Work instruction | The answer must repeat every record exactly, with all pictures omitted.

Material shown |
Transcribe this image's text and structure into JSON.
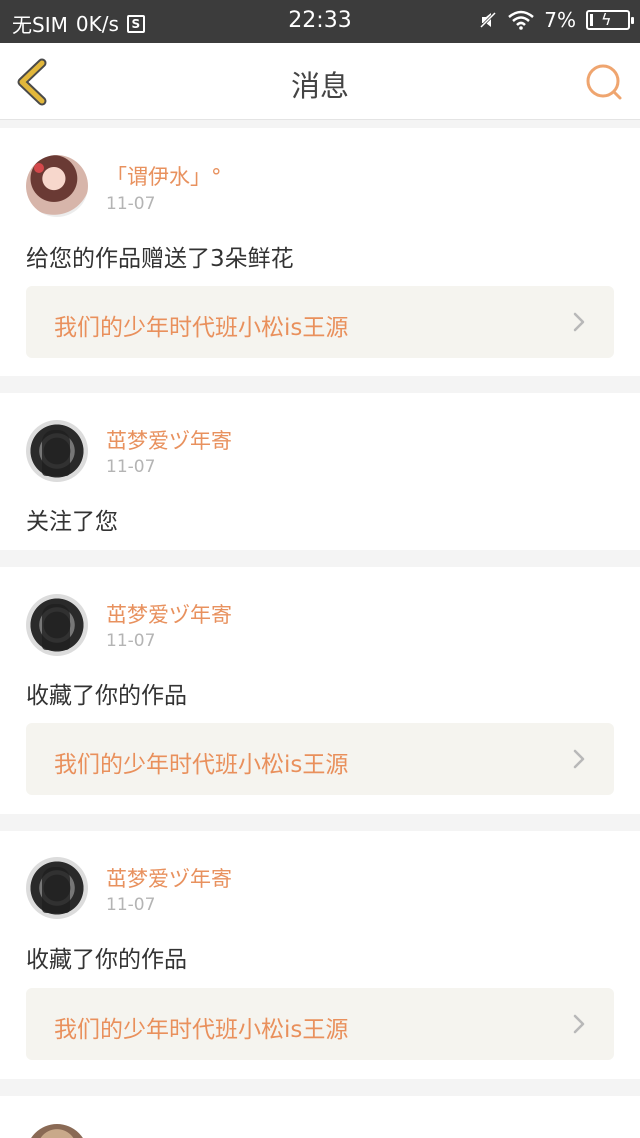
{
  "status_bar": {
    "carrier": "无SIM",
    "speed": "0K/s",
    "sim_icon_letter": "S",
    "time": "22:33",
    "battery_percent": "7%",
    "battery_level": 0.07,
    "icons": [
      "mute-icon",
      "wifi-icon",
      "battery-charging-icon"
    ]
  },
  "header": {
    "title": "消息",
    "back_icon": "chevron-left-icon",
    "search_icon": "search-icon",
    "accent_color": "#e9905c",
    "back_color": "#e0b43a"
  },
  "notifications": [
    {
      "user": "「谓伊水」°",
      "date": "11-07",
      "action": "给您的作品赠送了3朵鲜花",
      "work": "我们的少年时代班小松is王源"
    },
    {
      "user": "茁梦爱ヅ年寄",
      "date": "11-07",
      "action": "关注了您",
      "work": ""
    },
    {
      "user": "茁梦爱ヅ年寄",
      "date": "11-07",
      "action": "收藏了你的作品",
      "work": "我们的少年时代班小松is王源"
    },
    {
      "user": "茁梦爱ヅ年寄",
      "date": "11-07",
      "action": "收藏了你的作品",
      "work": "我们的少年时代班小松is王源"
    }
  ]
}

Response to this task |
Transcribe this image's text and structure into JSON.
{
  "status_bar": {
    "carrier": "无SIM",
    "speed": "0K/s",
    "sim_icon_letter": "S",
    "time": "22:33",
    "battery_percent": "7%",
    "battery_level": 0.07,
    "icons": [
      "mute-icon",
      "wifi-icon",
      "battery-charging-icon"
    ]
  },
  "header": {
    "title": "消息",
    "back_icon": "chevron-left-icon",
    "search_icon": "search-icon",
    "accent_color": "#e9905c",
    "back_color": "#e0b43a"
  },
  "notifications": [
    {
      "user": "「谓伊水」°",
      "date": "11-07",
      "action": "给您的作品赠送了3朵鲜花",
      "work": "我们的少年时代班小松is王源"
    },
    {
      "user": "茁梦爱ヅ年寄",
      "date": "11-07",
      "action": "关注了您",
      "work": ""
    },
    {
      "user": "茁梦爱ヅ年寄",
      "date": "11-07",
      "action": "收藏了你的作品",
      "work": "我们的少年时代班小松is王源"
    },
    {
      "user": "茁梦爱ヅ年寄",
      "date": "11-07",
      "action": "收藏了你的作品",
      "work": "我们的少年时代班小松is王源"
    }
  ]
}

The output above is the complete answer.